The Daily Heller: Never Cancel Love Day

  • by

Niko Courtelis, Chief Perforation Officer of the Portland Stamp Company, decided to celebrate the late designer and Yale professor Bradbury Thompson by creating a commemorative poster of all the Love stamps that began when the industry icon was a design director of the U.S. Postal Service. Thompson was in charge of the Love series from the beginning, assigning and working with Robert Indiana on the first issue of 1973 and Mary Faulconer on her all-flower design of 1982. His own stamp in the series (above) was issued in 1984. In observance of Valentine’s Day—the traditional release date for Love stamps—Courtelis shared a little love with The Daily Heller.

You’ve been a postage stamp scholar and designer and printer and perforator for a few years. What inspired you to create this poster? Does it have an underlying agenda?
This is the fourth year that The Portland Stamp Company has released our Love stamp poster. It’s a big shout out to the wonderful talents of the designers, artists and illustrators that have given us these gifts.

It’s also a celebration of Bradbury Thompson, who created the first Love stamp with the art of Robert Indiana.

The agenda is pretty overt! We want to spread as much love as we can; the world could certainly use more of it right now.

Obviously, these are popular stamps all year round.

Why does love have such appeal as a stamp?
Well, love is always appealing. The power of analog correspondence and connecting with someone through the mail cannot be overstated. We often end missives with “Love, …” or “XO,” or a heart. Having that outward expression as the stamp concept brings it full circle.

Which of the love stamps do you favor most?
No, please don’t ask me that!

Looking at them in total, we’re each going to favor some designs over others; it’s subjective. When I talk to people about them, I’m often surprised at how strongly they feel about Love stamps, and that everyone seems to have a different favorite. Collecting them all into the poster gives us the chance to appreciate the excellent job that the USPS has done since the first release in 1973, and to compare the variety of art and design trends, typography treatments and print techniques. Most of these designers could create an excellent stamp regardless of the topic.

Do you think there is a trick to creating a Love stamp? Other than the trope of love, that is?
Well, I’ve never done one (I do have some ideas!). The canvas is small, so developing a concept with broad appeal and a fresh execution at that scale would be a challenge. Not to mention that some great work has been done, so the bar is high. That said, there are many ways to express love, and lots of cultural and creative territory yet to be explored.

Love is forever. But Love stamps? Are they forever, too?
They’ve captured hearts for over 50 years, so yeah, I’d say they have staying power.

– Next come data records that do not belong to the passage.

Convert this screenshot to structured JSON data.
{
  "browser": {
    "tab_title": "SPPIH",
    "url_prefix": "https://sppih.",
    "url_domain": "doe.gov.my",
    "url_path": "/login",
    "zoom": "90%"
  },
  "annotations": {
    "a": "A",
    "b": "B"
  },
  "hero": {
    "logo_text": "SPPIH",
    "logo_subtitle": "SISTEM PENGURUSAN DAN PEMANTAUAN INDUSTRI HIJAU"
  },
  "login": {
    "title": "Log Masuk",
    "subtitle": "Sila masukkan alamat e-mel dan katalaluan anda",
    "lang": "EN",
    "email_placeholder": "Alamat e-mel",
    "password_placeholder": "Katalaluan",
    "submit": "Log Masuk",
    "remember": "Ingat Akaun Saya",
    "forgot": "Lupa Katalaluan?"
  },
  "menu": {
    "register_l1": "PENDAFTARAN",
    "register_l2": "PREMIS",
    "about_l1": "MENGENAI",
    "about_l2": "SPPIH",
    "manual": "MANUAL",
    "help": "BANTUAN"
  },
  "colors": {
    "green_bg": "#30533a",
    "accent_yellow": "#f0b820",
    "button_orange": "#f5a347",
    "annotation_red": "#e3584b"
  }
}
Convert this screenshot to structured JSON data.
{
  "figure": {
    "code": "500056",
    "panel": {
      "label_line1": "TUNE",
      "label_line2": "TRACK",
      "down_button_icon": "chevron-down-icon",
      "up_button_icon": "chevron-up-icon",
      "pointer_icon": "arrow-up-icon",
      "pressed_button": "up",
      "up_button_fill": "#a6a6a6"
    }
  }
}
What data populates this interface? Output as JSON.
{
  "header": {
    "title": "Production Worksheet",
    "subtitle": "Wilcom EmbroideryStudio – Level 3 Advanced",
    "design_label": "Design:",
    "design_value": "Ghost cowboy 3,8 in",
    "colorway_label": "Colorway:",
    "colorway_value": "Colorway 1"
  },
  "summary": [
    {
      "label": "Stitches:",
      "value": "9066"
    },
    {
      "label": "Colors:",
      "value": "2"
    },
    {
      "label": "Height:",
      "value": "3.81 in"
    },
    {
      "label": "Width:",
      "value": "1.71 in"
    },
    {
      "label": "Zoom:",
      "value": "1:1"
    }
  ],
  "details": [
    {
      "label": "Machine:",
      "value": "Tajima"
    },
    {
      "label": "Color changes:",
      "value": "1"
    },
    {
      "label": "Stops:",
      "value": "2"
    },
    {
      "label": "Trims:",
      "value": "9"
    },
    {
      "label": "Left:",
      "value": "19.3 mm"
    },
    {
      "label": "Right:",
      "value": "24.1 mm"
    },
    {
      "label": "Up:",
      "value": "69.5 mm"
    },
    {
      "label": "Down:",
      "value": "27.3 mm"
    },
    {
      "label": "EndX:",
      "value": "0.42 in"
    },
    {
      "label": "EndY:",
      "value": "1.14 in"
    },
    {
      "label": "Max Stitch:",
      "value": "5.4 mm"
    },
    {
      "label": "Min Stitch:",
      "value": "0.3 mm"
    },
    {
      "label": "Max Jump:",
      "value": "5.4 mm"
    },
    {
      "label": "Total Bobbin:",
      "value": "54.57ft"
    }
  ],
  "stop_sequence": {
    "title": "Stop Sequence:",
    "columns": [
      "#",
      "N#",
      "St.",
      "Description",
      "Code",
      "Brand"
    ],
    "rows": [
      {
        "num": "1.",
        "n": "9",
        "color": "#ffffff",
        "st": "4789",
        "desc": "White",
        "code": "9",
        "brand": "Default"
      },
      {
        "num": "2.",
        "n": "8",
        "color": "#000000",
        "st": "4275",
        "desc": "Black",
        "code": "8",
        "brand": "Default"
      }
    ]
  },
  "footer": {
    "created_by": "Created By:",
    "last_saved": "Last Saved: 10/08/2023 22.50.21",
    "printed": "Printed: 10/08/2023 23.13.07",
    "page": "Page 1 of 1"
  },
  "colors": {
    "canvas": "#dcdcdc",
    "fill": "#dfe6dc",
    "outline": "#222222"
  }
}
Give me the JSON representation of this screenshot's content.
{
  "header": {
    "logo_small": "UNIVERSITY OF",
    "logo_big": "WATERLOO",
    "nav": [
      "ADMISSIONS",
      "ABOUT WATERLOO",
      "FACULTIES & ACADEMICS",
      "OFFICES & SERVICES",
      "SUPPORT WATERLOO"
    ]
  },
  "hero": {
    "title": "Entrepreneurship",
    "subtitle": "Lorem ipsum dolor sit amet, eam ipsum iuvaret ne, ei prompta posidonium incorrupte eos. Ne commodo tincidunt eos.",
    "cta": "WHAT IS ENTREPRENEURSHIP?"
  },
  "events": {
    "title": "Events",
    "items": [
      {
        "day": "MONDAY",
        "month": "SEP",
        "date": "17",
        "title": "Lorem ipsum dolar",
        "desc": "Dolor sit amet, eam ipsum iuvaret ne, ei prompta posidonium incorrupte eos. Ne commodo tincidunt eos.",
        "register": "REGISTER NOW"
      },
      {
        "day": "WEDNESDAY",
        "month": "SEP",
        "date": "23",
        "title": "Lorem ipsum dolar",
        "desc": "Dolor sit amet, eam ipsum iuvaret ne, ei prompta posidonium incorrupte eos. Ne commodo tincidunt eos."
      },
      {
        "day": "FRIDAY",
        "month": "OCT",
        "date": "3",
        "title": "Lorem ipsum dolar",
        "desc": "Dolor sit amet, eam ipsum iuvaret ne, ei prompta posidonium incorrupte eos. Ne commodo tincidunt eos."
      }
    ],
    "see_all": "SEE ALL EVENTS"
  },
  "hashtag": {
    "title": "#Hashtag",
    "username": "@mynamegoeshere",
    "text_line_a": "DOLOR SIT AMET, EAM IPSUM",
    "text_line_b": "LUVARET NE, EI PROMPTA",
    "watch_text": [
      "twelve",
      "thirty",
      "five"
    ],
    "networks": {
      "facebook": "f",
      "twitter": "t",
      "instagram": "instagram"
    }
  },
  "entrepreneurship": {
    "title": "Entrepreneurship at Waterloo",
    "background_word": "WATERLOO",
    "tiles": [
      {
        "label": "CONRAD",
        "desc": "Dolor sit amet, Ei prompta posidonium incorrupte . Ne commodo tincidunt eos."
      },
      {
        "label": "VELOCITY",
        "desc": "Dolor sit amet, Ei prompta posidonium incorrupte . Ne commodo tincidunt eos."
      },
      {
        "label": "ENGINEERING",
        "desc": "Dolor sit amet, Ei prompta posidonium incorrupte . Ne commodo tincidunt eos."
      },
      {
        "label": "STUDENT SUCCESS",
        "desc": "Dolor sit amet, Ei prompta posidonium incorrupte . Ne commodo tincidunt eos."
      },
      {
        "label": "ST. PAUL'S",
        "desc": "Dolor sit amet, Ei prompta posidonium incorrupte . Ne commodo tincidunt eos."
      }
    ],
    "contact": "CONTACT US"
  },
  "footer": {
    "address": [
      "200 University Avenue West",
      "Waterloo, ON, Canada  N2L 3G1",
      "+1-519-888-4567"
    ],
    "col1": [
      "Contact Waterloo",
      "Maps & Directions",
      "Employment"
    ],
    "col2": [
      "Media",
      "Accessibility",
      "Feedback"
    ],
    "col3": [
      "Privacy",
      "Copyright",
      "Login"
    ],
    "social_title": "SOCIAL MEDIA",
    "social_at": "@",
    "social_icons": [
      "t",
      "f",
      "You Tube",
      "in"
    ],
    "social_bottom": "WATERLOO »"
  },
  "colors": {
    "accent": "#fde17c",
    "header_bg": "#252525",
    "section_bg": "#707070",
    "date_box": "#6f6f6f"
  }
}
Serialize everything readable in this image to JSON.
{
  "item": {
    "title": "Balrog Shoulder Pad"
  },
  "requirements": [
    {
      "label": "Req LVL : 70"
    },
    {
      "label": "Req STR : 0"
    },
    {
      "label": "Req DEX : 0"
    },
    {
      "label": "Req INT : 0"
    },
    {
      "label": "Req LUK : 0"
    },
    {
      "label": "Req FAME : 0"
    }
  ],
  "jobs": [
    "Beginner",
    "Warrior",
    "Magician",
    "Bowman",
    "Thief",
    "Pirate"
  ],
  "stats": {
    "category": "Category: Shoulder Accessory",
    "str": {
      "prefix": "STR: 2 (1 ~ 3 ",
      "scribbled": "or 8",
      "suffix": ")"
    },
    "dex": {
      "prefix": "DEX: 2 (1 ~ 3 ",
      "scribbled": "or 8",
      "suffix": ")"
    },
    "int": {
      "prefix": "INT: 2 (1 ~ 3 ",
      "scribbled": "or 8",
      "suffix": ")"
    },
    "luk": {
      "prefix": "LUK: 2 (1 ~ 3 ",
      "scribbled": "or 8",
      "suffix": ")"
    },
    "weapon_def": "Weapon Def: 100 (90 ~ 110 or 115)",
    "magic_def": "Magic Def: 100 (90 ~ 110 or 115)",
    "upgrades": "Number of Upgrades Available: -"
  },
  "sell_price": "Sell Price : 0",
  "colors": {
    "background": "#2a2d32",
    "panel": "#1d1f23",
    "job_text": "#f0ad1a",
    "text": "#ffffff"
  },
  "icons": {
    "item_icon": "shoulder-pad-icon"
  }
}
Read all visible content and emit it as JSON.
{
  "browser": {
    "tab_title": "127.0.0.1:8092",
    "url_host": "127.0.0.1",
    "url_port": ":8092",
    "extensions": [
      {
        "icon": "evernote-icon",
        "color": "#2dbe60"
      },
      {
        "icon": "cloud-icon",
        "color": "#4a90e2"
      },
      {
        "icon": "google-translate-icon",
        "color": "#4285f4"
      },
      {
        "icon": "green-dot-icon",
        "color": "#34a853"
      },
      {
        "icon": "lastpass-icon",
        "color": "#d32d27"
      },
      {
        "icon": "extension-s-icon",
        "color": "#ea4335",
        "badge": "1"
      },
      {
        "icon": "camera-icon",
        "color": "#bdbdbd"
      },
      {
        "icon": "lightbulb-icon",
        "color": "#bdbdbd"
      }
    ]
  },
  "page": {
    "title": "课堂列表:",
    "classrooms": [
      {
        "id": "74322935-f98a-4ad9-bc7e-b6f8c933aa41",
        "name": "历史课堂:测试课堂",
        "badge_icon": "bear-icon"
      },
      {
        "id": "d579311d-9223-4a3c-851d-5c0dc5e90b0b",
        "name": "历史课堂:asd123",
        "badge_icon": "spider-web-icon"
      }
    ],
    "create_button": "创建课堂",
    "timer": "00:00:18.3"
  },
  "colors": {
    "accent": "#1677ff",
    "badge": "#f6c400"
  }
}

Stamps, and by extensions Love stamps and analog correspondence, are becoming a bit outmoded. But I really do believe that taking the time to send a handwritten message has greater meaning and power, whether it’s a message of love, or one of protest. The handwriting, the paper and envelope, and of course THE STAMP all send a message to the recipient … and all for 68¢, what’s not to love?!

Leave a Reply

Your email address will not be published.